These international obligations are essential for safety. Doel 1 & 2 have been designed on the knowledge and technology of the 1970s. The last past years, the understanding of accident scenarios and nuclear technology have evolved, but also the environment of the nuclear reactors and the society as a whole have changed drastically. Therefore, a decision to extend the lifetime of nuclear reactors should automatically involves a comprehensive and transparent environmental impact assessment and public participation process for Belgian citizens, but also Dutch citizens.
NTW strongly supports the complaint filed by Greenpeace Belgium on 30 November with the Council of State to challenge the decisions of the government and the Federal Agency for Nuclear Control (FANC) for approving the 10-year extension of Doel 1 and 2. NTW also welcomes the complaint filled by Benegora, a Dutch environmental organisation, with the Belgian State Court, because Dutch border municipalities and their citizens are not able to participate in a cross-border public participation and environmental impact assessment process. Meanwhile, the Dutch Province of Zeeland has also passed a motion in which they call upon the Belgian authorities to allow the citizens of Zeeland to participate in a consultation process concerning the lifetime extension of Doel1&2.
A flawed decision from a safety perspective
Questions in terms of safety arise in case of lifetime extension of nuclear plants designed initially for a period of 30 years. The FANC speaks of “the safest reactors in Belgium”, but are the highest-level safety criteria applied? Are preparedness and response measures to emergency situations suitable for this extension?
This issue is very important for the Doel nuclear power plant, which is the plant installed in most populous region in Europe. Considering a radius of 30 km, the population around the Doel plant (1,510,000) turns out to be 9 times greater than the population who lived around Fukushima, at the time of the accident (172,000 residents). In addition, a serious nuclear accident in Belgium will certainly have repercussions beyond its borders. The Netherlands is situated a less than 3 km from the Doel plant.
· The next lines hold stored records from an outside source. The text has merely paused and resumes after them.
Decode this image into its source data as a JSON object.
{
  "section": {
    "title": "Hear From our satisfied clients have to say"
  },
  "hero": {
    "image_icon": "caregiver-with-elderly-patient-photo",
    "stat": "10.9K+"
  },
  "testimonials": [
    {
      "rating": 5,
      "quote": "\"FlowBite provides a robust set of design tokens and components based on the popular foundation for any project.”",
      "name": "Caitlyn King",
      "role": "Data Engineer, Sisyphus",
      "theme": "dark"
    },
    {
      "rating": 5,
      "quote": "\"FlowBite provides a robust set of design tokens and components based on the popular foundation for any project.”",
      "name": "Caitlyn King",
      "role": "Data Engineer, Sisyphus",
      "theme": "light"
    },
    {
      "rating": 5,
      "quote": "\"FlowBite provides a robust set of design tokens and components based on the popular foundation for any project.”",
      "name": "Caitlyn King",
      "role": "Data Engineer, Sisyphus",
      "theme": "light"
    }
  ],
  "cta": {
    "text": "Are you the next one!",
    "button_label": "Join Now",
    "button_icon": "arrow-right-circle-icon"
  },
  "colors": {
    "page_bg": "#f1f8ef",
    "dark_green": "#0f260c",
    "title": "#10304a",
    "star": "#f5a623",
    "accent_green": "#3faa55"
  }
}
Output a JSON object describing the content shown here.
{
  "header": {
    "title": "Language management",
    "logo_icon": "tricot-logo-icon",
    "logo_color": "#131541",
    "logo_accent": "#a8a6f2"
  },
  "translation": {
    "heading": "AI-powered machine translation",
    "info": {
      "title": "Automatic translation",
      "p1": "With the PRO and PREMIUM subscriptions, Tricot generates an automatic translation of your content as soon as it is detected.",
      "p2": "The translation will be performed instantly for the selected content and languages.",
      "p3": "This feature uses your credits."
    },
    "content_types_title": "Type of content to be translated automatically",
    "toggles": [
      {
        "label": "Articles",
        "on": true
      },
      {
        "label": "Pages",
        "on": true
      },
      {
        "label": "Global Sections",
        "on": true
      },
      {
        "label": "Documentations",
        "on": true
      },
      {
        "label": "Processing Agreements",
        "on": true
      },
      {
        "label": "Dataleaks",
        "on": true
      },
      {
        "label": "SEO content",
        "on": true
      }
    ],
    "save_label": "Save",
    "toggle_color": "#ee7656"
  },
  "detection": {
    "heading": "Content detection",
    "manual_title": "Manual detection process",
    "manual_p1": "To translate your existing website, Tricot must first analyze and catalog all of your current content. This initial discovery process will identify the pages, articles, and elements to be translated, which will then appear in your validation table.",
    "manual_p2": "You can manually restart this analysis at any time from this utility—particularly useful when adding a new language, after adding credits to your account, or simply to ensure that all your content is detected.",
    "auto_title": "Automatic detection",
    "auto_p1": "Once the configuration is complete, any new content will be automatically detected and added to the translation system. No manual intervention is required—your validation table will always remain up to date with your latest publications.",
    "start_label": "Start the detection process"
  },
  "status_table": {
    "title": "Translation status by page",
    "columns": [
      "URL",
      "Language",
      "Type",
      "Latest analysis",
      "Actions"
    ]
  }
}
An example of EP&R failure is the issue of receptions places in case of a large-scale evacuation, which is not sufficiently studied by the Belgian authorities. Of the four planned reception centers in the preceding Antwerp emergency plan for the Doel plant (the Sports Palace, the civil protection in Brasschaat, the slaughterhouse of Antwerp and Haasdonk’s Fort), the last two are completely dilapidated buildings. For the new response and emergency plan of the province of Antwerp, there is only one reception center that is mentioned: Campus Vesta in Ranst, whose capacity is not indicated. Providing a single reception center, for a nuclear plant in a densely populated area, is not consistent.
Lifetime extension of power plants must take into account a high level of safety measures to protect the population, but also the environment. It is high time that EP&R measures take into account the lessons learned from the Fukushima disaster. The environment around Doel has fundamentally changed over the last 30 years and the risk of reactors failure increases exponentially over time. Ten years of extra life adds 25% additional time in which these reactors are exposed to various risks.
The challenges of decommissioning
Extending the lifetime of Doel 1 &2 has halted preparations for decommissioning. An amount of € 24.7 million has already been spent for the preparation of Doel 1 & 2 decommissioning. Indeed, as the nuclear phase-out law passed in 2003 provided the closure of Doel 1 and 2 plants for 2015, Synatom, branch of Electrabel specializing in the management of radioactive materials, had already begun preparing decommissioning for an amount of 24.7 million, when the parliament was finally given the green light last June to the extension. Will the results of this study be still valid in 10 years?
Study commissioned by Greenpeace Belgium, “Insuffisances des plans d’urgence nucléaire belges :les leçons de la catastrophe de Fukushima n’ont pas été tirées”, David Boilley et Mylène Josset, Janvier 2015. http://www.greenpeace.org/belgium/Global/belgium/report/2015/RapportDavidBoilleyFR.pdf
 Response of the Energy Minister Marie-Christine Marghem to a written parliamentary question posed by the Member Jean-Marc Nollet